Check which lines of the entries that follow hold "accent", then give the number of those lines and nothing more.

▸ Provided data:
※ ※ ※
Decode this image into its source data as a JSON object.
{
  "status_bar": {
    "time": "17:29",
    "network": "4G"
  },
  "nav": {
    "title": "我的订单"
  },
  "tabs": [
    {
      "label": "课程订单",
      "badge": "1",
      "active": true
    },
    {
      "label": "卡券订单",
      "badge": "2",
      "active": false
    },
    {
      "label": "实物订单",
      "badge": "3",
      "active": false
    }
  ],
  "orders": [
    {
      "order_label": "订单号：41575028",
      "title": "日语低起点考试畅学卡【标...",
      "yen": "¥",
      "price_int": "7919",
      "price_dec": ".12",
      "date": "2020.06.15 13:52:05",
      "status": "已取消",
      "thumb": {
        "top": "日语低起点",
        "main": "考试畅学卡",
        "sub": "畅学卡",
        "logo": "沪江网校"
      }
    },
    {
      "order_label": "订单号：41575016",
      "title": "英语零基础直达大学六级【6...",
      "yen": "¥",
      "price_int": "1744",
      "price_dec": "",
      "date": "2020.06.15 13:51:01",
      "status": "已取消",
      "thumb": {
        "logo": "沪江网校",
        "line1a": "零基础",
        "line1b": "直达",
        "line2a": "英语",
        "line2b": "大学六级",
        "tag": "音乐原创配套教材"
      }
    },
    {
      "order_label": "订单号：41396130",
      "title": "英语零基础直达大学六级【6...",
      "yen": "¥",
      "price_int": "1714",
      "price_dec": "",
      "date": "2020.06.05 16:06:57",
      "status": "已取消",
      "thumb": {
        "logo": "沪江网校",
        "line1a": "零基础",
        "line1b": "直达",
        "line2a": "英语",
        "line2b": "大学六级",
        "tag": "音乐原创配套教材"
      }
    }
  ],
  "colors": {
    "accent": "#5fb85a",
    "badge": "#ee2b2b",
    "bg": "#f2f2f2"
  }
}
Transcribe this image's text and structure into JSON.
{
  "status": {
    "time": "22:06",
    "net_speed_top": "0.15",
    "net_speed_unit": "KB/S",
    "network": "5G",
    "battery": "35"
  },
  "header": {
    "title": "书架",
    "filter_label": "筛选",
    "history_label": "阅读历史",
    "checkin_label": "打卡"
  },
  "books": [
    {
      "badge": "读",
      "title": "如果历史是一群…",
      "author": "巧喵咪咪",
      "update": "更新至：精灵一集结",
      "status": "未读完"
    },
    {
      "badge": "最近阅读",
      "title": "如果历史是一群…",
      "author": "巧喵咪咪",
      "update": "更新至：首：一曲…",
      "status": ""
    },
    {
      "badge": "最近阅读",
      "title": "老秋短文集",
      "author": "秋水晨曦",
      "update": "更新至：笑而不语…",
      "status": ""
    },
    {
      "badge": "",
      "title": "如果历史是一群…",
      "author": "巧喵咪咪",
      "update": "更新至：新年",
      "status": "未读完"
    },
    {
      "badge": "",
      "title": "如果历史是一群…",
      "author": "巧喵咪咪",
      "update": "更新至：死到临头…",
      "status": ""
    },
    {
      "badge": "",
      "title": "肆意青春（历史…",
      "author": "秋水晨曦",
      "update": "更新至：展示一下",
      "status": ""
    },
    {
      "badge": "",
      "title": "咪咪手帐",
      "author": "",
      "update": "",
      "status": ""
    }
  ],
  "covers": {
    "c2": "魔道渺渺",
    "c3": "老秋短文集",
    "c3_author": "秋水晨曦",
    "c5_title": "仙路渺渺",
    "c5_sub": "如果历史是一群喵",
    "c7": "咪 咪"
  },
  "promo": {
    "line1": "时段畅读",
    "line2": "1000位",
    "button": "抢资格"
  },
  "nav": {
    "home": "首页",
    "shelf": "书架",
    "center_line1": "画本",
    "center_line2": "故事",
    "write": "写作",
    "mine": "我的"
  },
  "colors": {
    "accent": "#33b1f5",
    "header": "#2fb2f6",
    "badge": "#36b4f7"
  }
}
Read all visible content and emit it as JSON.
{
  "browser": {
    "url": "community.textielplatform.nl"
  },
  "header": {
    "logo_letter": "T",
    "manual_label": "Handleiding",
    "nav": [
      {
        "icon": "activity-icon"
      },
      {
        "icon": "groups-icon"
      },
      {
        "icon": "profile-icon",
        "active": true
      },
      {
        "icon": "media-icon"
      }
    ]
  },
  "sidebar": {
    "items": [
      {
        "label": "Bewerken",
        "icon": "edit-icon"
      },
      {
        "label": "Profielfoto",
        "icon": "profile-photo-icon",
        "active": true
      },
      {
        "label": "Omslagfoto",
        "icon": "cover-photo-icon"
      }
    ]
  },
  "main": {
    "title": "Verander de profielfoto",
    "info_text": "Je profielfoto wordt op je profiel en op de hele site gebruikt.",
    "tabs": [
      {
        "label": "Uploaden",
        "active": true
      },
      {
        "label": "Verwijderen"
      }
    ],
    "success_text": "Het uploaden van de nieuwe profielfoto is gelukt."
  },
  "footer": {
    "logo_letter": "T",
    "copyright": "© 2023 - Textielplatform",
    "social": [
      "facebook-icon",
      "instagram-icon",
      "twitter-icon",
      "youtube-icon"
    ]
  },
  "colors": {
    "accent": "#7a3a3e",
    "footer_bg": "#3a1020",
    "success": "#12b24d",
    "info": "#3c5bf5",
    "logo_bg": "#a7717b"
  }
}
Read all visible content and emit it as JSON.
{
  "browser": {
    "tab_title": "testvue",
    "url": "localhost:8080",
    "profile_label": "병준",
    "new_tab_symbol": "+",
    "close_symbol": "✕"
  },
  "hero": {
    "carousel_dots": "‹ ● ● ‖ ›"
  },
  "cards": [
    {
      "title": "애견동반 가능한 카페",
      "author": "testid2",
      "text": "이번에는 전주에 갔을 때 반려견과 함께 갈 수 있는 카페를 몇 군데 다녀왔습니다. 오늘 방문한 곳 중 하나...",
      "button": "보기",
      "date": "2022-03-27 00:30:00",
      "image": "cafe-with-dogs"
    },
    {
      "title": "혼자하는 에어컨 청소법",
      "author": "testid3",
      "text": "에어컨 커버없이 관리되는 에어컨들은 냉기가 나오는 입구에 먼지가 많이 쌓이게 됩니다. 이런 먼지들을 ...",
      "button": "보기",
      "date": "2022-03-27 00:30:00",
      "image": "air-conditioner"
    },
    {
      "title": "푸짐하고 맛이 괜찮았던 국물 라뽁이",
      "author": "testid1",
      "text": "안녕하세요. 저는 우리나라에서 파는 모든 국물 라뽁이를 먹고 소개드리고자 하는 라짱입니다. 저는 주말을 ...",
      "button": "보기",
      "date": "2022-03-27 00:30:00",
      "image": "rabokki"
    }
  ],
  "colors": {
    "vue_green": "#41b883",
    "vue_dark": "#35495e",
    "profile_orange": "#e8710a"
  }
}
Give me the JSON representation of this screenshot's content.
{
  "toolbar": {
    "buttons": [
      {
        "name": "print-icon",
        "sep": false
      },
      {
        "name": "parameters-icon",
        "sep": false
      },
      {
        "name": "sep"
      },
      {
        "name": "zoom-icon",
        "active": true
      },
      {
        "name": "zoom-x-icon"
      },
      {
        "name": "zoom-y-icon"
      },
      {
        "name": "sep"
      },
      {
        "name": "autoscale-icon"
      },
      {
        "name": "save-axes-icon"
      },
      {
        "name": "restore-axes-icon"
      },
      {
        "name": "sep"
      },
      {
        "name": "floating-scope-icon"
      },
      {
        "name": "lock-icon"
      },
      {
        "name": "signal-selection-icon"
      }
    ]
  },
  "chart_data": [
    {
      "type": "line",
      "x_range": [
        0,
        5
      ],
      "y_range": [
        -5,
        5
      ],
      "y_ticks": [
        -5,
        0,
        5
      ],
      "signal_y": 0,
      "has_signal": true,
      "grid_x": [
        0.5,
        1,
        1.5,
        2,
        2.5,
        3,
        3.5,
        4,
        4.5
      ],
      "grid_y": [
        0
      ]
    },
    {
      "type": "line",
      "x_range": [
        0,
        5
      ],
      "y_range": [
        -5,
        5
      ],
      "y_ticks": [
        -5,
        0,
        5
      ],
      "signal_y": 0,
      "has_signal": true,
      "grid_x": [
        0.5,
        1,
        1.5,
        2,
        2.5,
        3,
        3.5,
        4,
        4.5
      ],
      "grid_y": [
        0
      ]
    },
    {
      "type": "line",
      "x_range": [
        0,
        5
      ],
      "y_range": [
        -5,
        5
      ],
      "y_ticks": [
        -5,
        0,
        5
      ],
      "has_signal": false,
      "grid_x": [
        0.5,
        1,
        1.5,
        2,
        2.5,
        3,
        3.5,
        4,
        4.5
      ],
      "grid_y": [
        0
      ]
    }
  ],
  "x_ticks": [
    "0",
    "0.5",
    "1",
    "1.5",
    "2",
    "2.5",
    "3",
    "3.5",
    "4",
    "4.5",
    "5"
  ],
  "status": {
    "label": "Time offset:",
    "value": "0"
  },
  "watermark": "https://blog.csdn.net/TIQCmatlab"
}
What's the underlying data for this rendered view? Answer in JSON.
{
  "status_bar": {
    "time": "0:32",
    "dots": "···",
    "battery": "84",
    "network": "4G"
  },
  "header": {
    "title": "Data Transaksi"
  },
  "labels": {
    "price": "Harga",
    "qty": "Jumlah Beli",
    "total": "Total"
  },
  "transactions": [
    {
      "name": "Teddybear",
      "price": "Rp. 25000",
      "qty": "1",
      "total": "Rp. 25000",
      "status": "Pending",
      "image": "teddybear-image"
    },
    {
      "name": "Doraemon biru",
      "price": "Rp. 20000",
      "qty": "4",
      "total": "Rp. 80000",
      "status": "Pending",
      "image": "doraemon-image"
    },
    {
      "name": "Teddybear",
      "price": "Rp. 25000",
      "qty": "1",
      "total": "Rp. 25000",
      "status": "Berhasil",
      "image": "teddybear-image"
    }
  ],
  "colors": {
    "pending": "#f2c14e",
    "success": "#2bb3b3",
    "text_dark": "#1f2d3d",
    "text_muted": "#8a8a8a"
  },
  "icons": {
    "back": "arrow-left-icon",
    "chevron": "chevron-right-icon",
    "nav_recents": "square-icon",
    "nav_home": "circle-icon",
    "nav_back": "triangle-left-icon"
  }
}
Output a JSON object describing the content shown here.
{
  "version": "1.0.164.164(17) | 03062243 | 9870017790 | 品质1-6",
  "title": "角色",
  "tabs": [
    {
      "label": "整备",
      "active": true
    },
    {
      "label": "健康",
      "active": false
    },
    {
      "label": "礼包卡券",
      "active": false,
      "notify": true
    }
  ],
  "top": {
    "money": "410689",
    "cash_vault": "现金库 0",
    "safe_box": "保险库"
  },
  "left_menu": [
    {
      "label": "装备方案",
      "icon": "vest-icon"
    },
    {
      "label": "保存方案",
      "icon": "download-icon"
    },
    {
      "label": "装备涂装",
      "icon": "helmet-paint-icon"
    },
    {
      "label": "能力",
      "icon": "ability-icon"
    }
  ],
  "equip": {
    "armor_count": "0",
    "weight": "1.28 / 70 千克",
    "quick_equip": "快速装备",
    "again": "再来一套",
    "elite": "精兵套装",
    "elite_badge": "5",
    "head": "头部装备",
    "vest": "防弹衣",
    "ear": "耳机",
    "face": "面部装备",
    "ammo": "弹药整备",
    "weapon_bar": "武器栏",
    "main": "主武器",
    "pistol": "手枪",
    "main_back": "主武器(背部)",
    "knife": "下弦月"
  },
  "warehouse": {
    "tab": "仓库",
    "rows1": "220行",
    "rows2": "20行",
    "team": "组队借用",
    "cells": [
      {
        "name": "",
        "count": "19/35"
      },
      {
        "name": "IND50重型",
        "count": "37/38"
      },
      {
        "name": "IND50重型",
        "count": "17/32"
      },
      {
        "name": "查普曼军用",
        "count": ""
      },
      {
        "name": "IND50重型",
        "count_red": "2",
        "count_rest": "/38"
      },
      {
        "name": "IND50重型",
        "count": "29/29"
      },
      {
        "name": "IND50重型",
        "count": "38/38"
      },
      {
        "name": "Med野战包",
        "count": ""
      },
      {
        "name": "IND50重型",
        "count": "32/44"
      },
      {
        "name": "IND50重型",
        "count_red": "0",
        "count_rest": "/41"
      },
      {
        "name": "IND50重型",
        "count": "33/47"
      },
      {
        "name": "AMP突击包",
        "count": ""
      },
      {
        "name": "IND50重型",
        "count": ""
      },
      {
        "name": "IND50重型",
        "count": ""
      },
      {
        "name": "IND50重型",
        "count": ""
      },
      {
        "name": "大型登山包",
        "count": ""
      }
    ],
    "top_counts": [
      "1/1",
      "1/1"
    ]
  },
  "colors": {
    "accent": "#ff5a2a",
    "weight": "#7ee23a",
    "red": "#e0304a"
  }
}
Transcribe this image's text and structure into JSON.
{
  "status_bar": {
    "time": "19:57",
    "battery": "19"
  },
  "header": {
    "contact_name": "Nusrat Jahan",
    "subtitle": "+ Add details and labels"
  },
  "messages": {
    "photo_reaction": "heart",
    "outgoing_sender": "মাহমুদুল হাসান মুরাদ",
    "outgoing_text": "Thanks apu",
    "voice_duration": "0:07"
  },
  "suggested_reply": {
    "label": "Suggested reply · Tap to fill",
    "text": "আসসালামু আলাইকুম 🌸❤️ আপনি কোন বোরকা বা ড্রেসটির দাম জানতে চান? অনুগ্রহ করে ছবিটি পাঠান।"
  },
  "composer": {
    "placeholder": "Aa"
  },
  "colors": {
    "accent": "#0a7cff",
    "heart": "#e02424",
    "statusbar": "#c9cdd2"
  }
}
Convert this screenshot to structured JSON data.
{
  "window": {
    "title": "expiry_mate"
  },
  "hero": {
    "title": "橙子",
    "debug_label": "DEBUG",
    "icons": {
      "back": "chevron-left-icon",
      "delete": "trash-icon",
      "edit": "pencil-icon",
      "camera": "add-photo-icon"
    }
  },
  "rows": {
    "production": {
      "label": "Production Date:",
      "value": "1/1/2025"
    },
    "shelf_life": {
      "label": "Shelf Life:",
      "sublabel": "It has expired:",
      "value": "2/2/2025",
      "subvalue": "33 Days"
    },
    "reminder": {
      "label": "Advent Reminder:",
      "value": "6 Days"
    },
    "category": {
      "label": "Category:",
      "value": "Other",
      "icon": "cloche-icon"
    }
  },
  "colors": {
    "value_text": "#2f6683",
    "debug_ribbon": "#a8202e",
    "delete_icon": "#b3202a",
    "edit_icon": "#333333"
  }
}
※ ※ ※
▸ Reply to the task: 5